In this guide we give you a few tips on how and where to set up a new feeder and how using your old ones can help that introduction go more smoothly.
Older means more experienced
Putting up a new feeder is exciting: some of you may be lucky and it’s an instant hit. But for many of us the excitement can turn to disappointment when we see that our feathered friends just aren’t checking it out. This can happen for a number of reasons, but the main one to consider is Stranger Danger. Birds are creatures of habit – they have to be, it’s what makes a huge part of their lives safe. An alien object in an otherwise perfectly memorized environment is suspicious.
If you’ve had regular visits to your old feeder, this simply means one thing – the birds have had a safe experience there many times. If there’s a reason why you must remove your old feeder, swapping it straight out for the new one can create confusion, despite it being in exactly the same place: it will look, feel and smell different. By leaving your old feeder where it is, even if it is broken, and placing your new feeder close by, you are not completely changing the safety of the environment; birds eventually adjust to the new character in their midst. If you can still use the old one, gradually reduce the amount of food you put in it at the same time as increasing food in the new one, and monitor activity. Once they start to use the new one, after a week or so take away the old one and fill your new one right up.
If you are just adding a new feeder, place it close by the old one and set out more food in the new than the old one as above, gradually moving the new feeder further away from the old one; increase the food in your old one again when you see the birds following your new one as well.
Location, location, location
Depending on how much space you have, finding a good spot for your new feeder can be a challenge, so take a good look around. Are there places for the birds to hide such as branches, undergrowth or hedges should a predator come past? Placing a feeder way out in the open may help you to see them better, but will be a major no-no for the birds.
Placing a feeder near cover can also have one wonderful consequence – birds will nest close by come breeding season, having food and safety ticked off the list.
If you are mounting your feeder onto a fence or a wall, just be mindful of any access points that predators such as cats can utilize. Also, be sure to minimize movement: birds aren’t that keen on swinging all over the place to grab a bite to eat. Pole mounting can be a great idea, too.

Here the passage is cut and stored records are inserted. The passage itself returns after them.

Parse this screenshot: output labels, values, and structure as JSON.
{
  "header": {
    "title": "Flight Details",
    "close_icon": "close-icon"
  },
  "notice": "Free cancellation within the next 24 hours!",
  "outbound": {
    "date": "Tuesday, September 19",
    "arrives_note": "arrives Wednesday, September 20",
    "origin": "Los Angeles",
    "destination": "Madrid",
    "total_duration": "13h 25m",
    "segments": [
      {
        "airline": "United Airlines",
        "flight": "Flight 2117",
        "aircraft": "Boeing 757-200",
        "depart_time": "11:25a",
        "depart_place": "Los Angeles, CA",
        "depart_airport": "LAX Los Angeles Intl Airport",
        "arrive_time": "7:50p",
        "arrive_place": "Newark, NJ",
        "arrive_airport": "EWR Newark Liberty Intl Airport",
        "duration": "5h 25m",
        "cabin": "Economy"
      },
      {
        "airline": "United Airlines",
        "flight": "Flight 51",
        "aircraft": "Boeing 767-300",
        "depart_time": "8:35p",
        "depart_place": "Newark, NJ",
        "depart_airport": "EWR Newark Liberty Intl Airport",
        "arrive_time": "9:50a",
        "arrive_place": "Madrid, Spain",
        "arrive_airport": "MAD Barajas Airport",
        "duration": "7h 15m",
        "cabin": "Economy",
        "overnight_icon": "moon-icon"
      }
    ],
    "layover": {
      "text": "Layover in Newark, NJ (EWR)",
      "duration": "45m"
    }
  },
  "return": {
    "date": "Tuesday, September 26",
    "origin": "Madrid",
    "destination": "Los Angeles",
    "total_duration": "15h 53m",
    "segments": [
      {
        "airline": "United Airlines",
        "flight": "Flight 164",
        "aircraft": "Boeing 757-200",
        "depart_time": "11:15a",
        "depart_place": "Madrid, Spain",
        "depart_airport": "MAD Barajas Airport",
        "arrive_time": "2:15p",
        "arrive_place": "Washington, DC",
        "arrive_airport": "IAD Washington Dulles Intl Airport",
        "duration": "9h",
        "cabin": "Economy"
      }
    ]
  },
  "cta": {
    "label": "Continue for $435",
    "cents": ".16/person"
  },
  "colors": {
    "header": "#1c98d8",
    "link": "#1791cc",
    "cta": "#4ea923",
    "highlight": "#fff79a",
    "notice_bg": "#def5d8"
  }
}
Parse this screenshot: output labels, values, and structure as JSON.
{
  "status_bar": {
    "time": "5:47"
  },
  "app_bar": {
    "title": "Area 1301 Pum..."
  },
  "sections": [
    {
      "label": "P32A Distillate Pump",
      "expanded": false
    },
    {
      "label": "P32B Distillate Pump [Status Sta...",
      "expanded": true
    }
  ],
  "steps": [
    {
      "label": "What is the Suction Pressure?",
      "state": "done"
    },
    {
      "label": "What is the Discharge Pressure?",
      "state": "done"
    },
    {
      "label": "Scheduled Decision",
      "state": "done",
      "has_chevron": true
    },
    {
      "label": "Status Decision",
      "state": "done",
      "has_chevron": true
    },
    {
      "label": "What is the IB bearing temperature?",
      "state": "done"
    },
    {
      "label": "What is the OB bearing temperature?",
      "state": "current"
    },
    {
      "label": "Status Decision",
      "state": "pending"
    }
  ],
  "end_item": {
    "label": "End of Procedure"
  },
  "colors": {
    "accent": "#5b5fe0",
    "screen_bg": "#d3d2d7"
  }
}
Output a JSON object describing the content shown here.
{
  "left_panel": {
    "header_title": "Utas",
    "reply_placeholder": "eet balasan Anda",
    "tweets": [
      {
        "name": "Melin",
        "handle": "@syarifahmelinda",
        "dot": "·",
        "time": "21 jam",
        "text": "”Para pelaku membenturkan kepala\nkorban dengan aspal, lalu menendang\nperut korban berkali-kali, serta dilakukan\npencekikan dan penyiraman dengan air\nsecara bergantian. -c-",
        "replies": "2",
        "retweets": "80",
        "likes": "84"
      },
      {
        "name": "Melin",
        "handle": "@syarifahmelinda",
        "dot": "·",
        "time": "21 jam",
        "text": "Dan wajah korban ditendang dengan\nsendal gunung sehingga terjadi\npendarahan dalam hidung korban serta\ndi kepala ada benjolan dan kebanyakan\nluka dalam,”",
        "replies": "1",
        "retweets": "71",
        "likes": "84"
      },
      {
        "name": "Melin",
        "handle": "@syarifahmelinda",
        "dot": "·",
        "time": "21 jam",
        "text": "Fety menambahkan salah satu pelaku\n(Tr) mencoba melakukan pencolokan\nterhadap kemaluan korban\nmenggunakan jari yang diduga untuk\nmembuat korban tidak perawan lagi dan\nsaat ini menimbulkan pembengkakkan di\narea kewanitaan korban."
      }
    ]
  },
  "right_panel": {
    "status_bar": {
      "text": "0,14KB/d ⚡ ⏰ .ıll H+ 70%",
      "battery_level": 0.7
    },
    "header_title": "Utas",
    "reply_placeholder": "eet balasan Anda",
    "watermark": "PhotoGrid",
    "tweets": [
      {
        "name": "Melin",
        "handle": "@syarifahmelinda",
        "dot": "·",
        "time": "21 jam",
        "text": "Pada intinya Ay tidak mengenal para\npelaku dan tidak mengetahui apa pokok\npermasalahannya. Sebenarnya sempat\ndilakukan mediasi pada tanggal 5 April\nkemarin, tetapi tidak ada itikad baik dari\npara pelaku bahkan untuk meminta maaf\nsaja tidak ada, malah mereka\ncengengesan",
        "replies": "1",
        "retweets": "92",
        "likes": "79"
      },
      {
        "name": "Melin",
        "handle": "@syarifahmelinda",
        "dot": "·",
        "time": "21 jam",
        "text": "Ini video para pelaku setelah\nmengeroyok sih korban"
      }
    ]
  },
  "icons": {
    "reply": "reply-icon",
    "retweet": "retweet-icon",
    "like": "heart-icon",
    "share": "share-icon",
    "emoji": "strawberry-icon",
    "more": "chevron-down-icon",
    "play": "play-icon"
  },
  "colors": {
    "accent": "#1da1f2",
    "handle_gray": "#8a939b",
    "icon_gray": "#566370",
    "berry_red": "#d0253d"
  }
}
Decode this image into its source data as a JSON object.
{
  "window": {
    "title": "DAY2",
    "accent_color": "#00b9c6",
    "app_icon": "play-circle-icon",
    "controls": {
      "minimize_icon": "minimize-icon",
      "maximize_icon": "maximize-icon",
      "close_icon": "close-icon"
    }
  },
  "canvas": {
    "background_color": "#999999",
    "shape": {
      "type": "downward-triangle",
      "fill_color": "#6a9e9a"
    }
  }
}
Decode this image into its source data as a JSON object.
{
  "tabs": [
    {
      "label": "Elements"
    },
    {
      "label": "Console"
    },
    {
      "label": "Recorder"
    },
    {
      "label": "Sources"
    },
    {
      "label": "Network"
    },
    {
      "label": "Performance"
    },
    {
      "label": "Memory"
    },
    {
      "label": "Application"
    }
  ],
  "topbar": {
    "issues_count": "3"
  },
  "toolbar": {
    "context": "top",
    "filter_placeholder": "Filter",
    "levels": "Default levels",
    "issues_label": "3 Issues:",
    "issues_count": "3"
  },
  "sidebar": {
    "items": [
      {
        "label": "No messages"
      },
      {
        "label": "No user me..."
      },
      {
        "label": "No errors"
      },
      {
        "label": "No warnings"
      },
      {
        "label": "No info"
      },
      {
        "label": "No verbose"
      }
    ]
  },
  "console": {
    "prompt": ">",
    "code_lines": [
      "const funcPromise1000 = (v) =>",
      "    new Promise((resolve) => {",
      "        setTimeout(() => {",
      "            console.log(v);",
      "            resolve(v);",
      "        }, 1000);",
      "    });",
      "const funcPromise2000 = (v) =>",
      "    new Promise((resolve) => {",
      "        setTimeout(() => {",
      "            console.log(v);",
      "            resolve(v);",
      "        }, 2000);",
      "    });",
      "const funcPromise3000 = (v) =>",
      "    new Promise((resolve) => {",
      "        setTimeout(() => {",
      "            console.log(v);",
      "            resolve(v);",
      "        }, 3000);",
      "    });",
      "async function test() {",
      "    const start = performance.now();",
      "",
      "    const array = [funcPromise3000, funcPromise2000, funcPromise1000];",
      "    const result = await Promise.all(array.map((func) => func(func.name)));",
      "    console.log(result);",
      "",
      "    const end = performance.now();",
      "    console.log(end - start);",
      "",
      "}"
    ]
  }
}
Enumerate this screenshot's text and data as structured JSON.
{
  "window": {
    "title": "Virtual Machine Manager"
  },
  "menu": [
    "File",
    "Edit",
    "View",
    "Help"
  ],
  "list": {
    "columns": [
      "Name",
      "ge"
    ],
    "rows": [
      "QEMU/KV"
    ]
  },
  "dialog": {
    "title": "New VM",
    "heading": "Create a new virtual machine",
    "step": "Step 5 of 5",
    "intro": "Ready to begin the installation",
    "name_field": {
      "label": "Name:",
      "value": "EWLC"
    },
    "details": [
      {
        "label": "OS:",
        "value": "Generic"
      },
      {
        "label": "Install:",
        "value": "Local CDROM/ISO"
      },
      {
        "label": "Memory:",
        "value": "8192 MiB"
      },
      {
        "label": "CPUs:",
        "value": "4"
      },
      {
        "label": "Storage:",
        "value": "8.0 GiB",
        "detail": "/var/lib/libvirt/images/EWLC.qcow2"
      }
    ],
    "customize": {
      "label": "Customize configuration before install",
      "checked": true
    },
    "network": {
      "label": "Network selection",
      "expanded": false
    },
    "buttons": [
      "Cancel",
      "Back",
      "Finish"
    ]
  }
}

If there are windows, place feeders either very close, less than three feet, so that birds won’t hit the window hard enough for serious injury as they reduce their speed to land, or much further away, more than 10 feet - distant feeders provide enough room to safely maneuver.
Stock that feeder with the finest seeds known to man. OK, bird. Read our bird seed guide on what is best to provide at certain times of the year, but whatever you do, don’t skimp on the expense. Some store-bought seed mixes contain items that birds simply don’t want to eat; your feeder could be prime real estate with beautiful vistas and close-by amenities to match, but if the food on offer is only fit for the gutter, no one will come by, and word will get around, believe us.
Patience is the key
It can take time for birds to get used to a new feeder, especially if it varies in shape and color to your old ones. It’s not unusual for some birds to take weeks to be happy about going to it. Also bear in mind the time of year and where you live – they may not be coming anymore because they’ve simply migrated, and will be back next season.
By taking the steps we list above it shouldn’t be too long before you will have frequent visits and happy birds – and more trips for you to the bird feed store.